My sister said there’s more. There was a woman driving the other car, on her way home from her 3rd shift job. She was a single mother working two jobs to support her son. Was? Was. Was, because our car hit the driver’s side of her car head on and she died on impact. Her son is ten years old. He’s a ten-year-old orphan.
My eyes are wet. I’m crying? I’m crying. I didn’t drink very much. Julie had more. I know I was careful, and we didn’t drive far. Did this really happen? How did this happen?
The police want to talk to me. They say my blood alcohol content was high, much higher than I think it should have been. They want to know what happened. People died, and I’m alive, and they want to know what happened. I’m scared.
Maybe I’ll close my eyes for a little longer.
Winning Essay for the 2014 Scholarship

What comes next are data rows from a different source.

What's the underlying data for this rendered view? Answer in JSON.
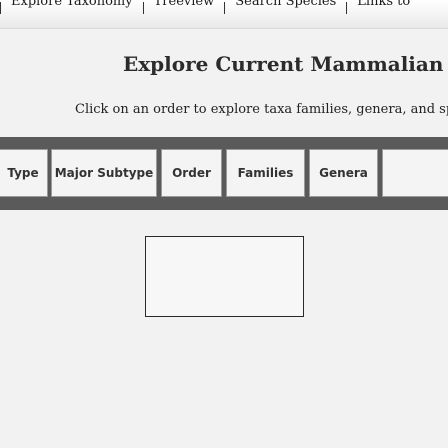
{
  "nav": {
    "items": [
      {
        "label": "Explore Taxonomy"
      },
      {
        "label": "Treeview"
      },
      {
        "label": "Search Species"
      },
      {
        "label": "Links to"
      }
    ]
  },
  "header": {
    "title": "Explore Current Mammalian",
    "subtitle": "Click on an order to explore taxa families, genera, and species"
  },
  "tabs": [
    {
      "label": "Type"
    },
    {
      "label": "Major Subtype"
    },
    {
      "label": "Order"
    },
    {
      "label": "Families"
    },
    {
      "label": "Genera"
    }
  ]
}
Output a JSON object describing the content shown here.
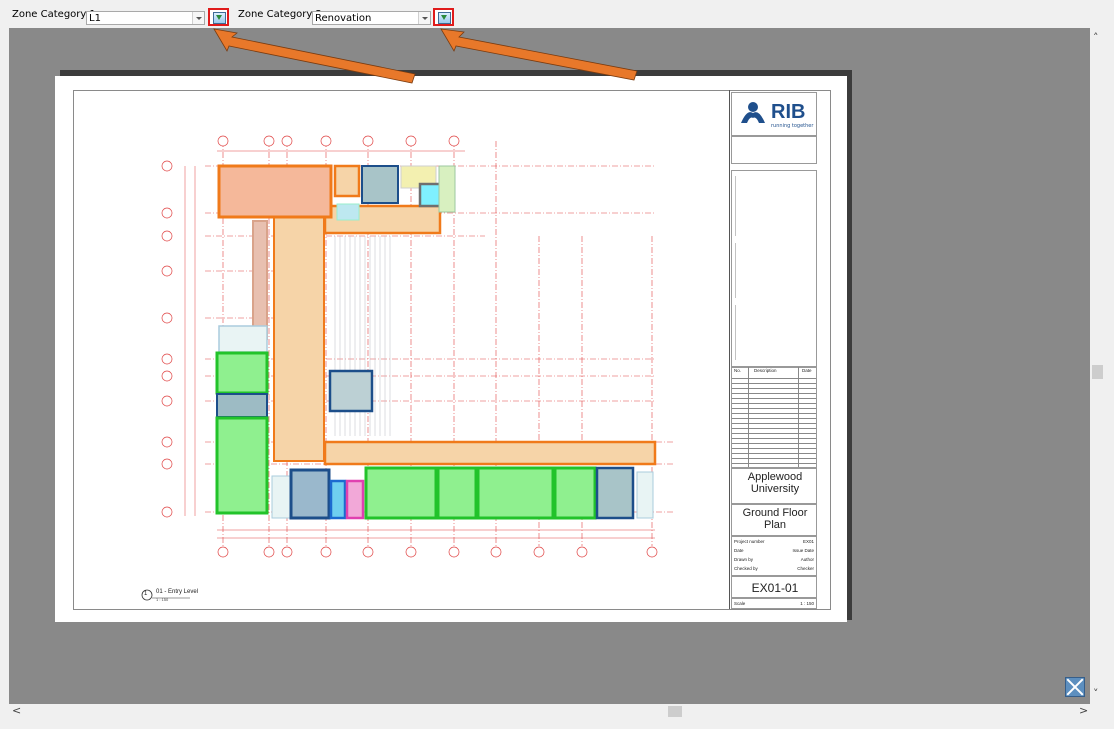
{
  "toolbar": {
    "zone1_label": "Zone Category 1:",
    "zone1_value": "L1",
    "zone2_label": "Zone Category 2:",
    "zone2_value": "Renovation"
  },
  "titleblock": {
    "logo_text": "RIB",
    "logo_tagline": "running together",
    "revision_headers": {
      "no": "No.",
      "description": "Description",
      "date": "Date"
    },
    "client": "Applewood University",
    "sheet_name": "Ground Floor Plan",
    "project_number_label": "Project number",
    "project_number": "EX01",
    "date_label": "Date",
    "date_value": "Issue Date",
    "drawn_by_label": "Drawn by",
    "drawn_by": "Author",
    "checked_by_label": "Checked by",
    "checked_by": "Checker",
    "sheet_number": "EX01-01",
    "scale_label": "Scale",
    "scale": "1 : 150"
  },
  "view_title": {
    "number": "1",
    "name": "01 - Entry Level",
    "scale": "1 : 150"
  },
  "colors": {
    "highlight_red": "#e01b1b",
    "arrow_orange": "#e8782a",
    "zone_orange": "#f07a1a",
    "zone_green": "#22c32a",
    "zone_blue": "#1c4e8a",
    "viewport_gray": "#898989"
  }
}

“The Difference Between Life and Death”
By: Michael Prete
Ah, it is finally summer! It has been a long year preparing for life after graduation but it is finally here. The ceremony was long but it was worth it because it finally happened. As you throw your graduation things in the back seat of your car, you think to yourself no more classes, no more exams, and no more homework! You’re in your car driving to a graduation party with your friends; windows down and jamming out to Pharrell Williams’ “Happy” blasting on the radio. You reach for your phone to tell your friends you’ll be there in a few minutes. You press send. You are feeling great and looking forward to the rest of your summer. You look up and, AH you just ran a red light! You try slamming on the brakes, but….SCREEEEEEECH!
For the average teen, looking at a text takes about five (5) seconds. However, did you know that if you are driving at 55 miles per hour, in those five (5) seconds you are looking at your phone, you have just driven from one end of a football field to the other end?
Studies have determined that texting while driving is now the leading cause of death for teen drivers. Even still, many teens believe they are being “responsible” while texting and driving because, among others, they “…hold the phone near the windshield ‘for better visibility.” Or they only read a text instead of writing one because it is “safer.”
You may think you are being responsible but this still does not eliminate the 1.3 million crashes that occurred in 2011 because of texting and driving. Because of texting and driving, you could seriously injure or even kill both yourself and other innocent people.
If this does not make you think twice about texting and driving, 39 states (including Washington D.C.) prohibit all drivers from texting. This combined with the fact that many states have begun to allow police officers to search your cellphone for text messages when you are pulled over means serious consequences. So, even if you do not get into an accident, is it worth the $20 ticket (for the first offense, $50 for the second, etc.) just for texting and driving? Depending on the seriousness, you could even lose your license and lose the freedom you once had of driving yourself around and being your own person. But what’s worse is you could seriously injure yourself and someone, or kill yourself and other innocent people. The death of someone affects many other lives both emotionally and financially. Is the text really worth all of this? I would think not.
Now, if a text is really important, this is a different scenario, but it still involves being responsible and making smart choices. If the text is really that important, then by all means pull the car over, put the car in park and deal with the text. After you are done with your text, get back onto the road and continue with your life. You will have been able to deal with your text, but this extra one (1) —two (2) minutes total could mean the difference between life and death.